We The Italians | Italian politics: Cliff notes about Italian elections

Italian politics: Cliff notes about Italian elections

Italian politics: Cliff notes about Italian elections

  • WTI Magazine #100 Feb 17, 2018
  • 143

General elections are approaching, and Italians must choose. But choose who? Here’s a short bio for every wannabe Presidente del Consiglio on the battlefield*, written by a very evil analyst.


The former golden boy of Italian center-left is having a hard time with his own ex comrades. Nobody seem to like him anymore. His policies seem to have fueled the Italian economy, which was severely damaged by the consequences of 2008 world financial crisis, but he’s considered a primadonna. Pollsters say the Democratic Party lost almost one third of its votes from the last general elections. It’s a huge drain, and many people think it’s because of Mr. Renzi’s attitude towards his allies. He’s already considered some kind of lame duck, whatever happens. Of course, he thinks otherwise.


Luigi Di Maio became a representative for the Five Stars Movement in 2012 and has been a deputy Speaker of the House all along. His opponents say he’s incredibly ignorant (and he actually is), he never had a true job before (and he didn’t), he doesn’t have any idea about how to govern a country (and the The 5 stars Movement program is there to prove it: the majority of their proposals is quite impossible to realize. Basically, we lack money). Unfortunately for them, he has votes. Many, many votes. The 5 stars Movement has collected votes (and members. And candidates) from embittered people of any political provenance. Given the experiences of Rome, Turin and Livorno, a Di Maio’s government would be a true disgrace for the country, but Italians are not known for their flawless foresight when they enter a voting booth. 

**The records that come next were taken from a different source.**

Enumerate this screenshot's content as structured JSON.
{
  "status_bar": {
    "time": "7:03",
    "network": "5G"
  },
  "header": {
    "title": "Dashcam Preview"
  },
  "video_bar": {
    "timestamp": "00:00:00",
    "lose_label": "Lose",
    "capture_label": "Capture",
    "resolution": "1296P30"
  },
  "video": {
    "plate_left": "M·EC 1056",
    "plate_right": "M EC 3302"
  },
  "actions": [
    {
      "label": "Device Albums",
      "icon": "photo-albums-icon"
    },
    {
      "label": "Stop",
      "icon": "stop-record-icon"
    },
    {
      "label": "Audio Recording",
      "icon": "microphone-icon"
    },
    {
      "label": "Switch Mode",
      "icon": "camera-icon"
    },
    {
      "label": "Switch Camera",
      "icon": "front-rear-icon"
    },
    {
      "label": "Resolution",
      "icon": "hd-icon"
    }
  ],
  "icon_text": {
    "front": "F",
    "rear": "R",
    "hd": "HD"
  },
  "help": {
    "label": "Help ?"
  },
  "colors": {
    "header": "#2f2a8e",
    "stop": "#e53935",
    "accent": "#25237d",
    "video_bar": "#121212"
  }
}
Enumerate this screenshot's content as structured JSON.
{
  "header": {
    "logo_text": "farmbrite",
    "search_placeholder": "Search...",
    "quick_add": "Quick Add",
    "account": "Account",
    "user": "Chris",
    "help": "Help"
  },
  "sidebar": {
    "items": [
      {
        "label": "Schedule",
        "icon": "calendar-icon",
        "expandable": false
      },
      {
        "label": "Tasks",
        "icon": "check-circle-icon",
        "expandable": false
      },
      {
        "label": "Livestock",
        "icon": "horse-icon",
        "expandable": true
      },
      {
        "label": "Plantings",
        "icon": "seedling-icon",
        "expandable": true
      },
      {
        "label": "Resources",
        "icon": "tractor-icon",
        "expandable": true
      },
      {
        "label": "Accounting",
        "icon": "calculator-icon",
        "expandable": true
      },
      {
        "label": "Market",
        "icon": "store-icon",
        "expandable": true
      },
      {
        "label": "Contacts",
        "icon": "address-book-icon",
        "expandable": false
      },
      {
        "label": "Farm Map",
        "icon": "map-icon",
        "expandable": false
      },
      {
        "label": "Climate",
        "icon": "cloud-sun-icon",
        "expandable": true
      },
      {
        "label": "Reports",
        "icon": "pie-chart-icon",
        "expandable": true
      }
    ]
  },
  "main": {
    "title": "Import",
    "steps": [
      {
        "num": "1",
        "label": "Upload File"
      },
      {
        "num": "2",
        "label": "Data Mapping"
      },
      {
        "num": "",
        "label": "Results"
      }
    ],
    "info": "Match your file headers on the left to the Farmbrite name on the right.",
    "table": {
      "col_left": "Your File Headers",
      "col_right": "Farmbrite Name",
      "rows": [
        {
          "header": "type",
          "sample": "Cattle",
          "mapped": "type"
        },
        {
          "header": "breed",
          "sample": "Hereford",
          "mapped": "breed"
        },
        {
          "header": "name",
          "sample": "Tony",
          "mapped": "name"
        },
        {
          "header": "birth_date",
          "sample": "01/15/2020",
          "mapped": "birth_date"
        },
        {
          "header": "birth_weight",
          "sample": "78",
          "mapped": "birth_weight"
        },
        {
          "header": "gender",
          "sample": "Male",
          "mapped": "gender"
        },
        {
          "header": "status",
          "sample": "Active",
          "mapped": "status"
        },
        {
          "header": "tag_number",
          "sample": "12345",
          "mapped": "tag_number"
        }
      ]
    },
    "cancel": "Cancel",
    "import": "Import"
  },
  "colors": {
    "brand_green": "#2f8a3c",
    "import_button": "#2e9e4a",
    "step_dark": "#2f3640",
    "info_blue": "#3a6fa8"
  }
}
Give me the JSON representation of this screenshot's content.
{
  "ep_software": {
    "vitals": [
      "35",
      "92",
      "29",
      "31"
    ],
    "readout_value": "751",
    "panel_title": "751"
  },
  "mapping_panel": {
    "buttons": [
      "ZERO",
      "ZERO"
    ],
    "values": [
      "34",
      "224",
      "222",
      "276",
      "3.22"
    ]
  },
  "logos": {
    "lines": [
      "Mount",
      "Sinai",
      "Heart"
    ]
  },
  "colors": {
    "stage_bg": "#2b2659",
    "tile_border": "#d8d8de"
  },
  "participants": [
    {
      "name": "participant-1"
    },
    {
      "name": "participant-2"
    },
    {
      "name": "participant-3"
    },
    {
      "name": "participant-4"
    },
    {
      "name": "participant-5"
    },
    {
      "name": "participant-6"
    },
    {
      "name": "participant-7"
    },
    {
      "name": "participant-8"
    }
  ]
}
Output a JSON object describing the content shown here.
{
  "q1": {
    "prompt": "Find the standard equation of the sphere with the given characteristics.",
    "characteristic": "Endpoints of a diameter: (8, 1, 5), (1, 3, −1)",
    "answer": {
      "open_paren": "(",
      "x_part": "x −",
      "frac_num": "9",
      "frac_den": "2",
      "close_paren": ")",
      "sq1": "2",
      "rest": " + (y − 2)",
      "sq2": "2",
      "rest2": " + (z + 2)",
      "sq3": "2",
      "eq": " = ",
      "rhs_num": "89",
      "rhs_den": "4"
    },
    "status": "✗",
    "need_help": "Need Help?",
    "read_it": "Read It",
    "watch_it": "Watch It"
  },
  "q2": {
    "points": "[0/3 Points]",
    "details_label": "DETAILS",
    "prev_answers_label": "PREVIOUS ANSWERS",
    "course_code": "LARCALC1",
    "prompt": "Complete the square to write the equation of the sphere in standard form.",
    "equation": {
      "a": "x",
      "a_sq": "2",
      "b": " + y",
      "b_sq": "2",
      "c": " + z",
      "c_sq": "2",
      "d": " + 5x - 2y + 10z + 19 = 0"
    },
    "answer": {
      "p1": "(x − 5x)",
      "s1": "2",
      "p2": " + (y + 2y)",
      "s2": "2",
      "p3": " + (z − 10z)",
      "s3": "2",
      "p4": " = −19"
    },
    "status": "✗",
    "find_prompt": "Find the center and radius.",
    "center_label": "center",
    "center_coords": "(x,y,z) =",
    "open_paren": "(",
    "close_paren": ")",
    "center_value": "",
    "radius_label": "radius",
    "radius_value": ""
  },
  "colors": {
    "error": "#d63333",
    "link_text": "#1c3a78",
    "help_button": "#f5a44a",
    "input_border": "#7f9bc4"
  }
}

Best known as a magistrate, the current Speaker of the Senate is running for Liberi e Uguali, a new party born from Renzi’s opponents in the Democratic Party. Mr. Grasso is 73 and his rhetoric is a bit threadbare. His counterparts say he’s working only to bring power in the hands of the last, true grey eminence in Italian politics: Massimo D’Alema. On the other hand, Liberi e Uguali’s proposals gave new hope to Italian leftists who see Mr. Renzi as Mr. Berlusconi’s younger double.


Does he really need any introduction? Silvio Berlusconi has history, and we all have history with him. His allies, Mr. Matteo Salvini and Ms. Giorgia Meloni, are much younger and declare themselves ready to lead the country, not to mention Berlusconi can’t really run for anything because of his criminal record. But Silvio is the best winning horse when it comes to electoral campaigns. Really, there’s no one like him at campaigning. He also signed a new “Contract with Italians” (as a political analyst, I was waiting for it). Mr. Salvini and Ms. Meloni, given their backgrounds, needed the old leader to help them get moderate voters. And Berlusconi still wants to be back in the political business, even if he’s 82. You know: hope never dies. 

*Italians do not choose the leader of the executive power. Italy’s procedure for government formation is quite complicated, and will be the object of our next piece